8. The assessee supplied goods to Hindustan Cables Ltd. The assessee could not recover the principal amount in time, according to the contract. The assessee filed suit and the assessee claimed the principal amount and interest thereon for delayed payment as well as for the payment of interest which was made by the assessee to its banker. The assessee in Suit No. 710 of 1967 in the plaint made the claim as follows :Principal sum due as per Annexure 'D' 2,14,139.92Interest at nine per cent per annum thereon up to 15-3-1967 6,610.39Interest for delayed payment of bills-- Debit note BB/1/66, dated 3-11-1966 6,441.22 Debit note BB/2/66, dated 3-11-1966 1,037.80 2,28,229.33said 200 metric tonnes of pig lead ingot 28,345.20Interest at nine per cent per annum from22-8-1966 to 15-3-1967 on the principal sum due 1,439.78 29,784.98Interest realised by bank as aforesaid 1,807.00 31,591.98 The assessee has also made an alternative claim in the plaint. The High Court had discussed the claim of the assessee. It was also referred to the defendant and after that the High Court directed the buyer to pay the principal amount with interest. The observation, in this connection, of the High Court in Suit No. 710 of 1967 is quoted below : Interest has been claimed by the plaintiffs under the Interest Act as also under Section 61 of the Sale of Goods Act by way of damages.
A notice was given on 25-1-1967, by which the defendant was informed that interest would be charged at the rate of nine per cent per annum from the date of presentation of bills if payment was not received within seven days of the receipt of such notice. It is not in dispute that this notice dated 25-1-1967 (at page 122 of Ext. A) was served or that bills were submitted to the defendant.

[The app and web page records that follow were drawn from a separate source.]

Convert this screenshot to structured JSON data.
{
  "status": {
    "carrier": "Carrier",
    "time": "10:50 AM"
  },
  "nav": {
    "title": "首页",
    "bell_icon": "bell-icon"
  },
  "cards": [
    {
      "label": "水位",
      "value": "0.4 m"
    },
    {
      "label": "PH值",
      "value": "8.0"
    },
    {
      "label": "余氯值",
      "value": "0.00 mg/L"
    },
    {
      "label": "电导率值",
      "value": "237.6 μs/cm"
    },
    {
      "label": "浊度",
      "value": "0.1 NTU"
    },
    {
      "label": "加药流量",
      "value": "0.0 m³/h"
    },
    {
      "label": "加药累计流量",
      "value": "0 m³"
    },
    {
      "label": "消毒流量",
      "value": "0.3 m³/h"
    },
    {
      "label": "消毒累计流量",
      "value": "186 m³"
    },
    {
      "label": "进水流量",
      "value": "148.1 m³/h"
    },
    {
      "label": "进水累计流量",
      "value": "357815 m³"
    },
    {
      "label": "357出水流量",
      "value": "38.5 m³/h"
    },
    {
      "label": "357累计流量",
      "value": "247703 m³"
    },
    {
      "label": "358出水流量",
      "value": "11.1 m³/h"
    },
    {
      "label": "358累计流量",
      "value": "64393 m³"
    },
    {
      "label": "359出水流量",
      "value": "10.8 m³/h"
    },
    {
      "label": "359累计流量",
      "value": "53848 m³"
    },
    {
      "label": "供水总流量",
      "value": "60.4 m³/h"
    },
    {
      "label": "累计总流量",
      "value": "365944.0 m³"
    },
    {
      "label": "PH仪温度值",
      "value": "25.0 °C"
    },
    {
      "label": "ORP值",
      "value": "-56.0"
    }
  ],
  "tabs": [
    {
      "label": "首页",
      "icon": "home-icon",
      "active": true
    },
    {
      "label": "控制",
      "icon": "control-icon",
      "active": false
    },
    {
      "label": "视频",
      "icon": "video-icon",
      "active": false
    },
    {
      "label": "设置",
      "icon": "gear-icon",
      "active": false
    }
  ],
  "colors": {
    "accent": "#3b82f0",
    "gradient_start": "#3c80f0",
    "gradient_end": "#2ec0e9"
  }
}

It has been contended on behalf of the defendant that this notice is not in strict compliance with the Interest Act, as it has not been stated therein that the notice was being given under that Act and interest had been claimed, retrospectively. Be that as it may, the defendant, in any event, is entitled to interest by way of damages under Section 61 of the Sale of Goods Act, which the Court in its discretion may allow. It is in evidence that the bank was charging interest from the plaintiff at the rate of nine per cent per annum. On the facts and in the circumstances, I hold that the plaintiff is entitled to interest from the defendant at the rate of nine per cent per annum from the time the said sum of Rs. 2,10,712.44 became due. I answer this issue to the extent, as indicated above, in the affirmative and in favour of the plaintiff.
9. It is clear from the above decision of the High Court that the High Court considered the claim of the assessee under Section 61 of the Sale of Goods Act and the Interest Act and was satisfied that the assessee suffered loss due to non-payment of principal amount in time and, accordingly, the High Court directed the buyer to pay the principal amount along with interest. The assessee itself included the interest of Rs. 1,807 as interest realised by the bank from the assessee.
Therefore, there is no ambiguity in the order of the High Court. The High Court plainly awarded the principal with interest. The High Court order cannot be read otherwise. The assessee only received interest for the delayed payment and the additional amount awarded by the High Court was not in the nature of compensation. Under the above circumstances, after considering the facts, the decision of the High Court in Suit Nos. 710 and 722 of 1967, the decisions in Govinda Choudhury & Sons' case (supra) and T.N.K. Govindaraju Chetty's case (supra), the order of the Chandigarh Bench of the Tribunal in IT Appeal Nos. 929 and 933 of 1976-77 and the paper book, it is concluded that the sum of Rs. 1,52,470 received by the assessee was income from interest and it was rightly taxed by the ITO.10 and 11. [These paras are not reproduced [here as they involve minor issues.)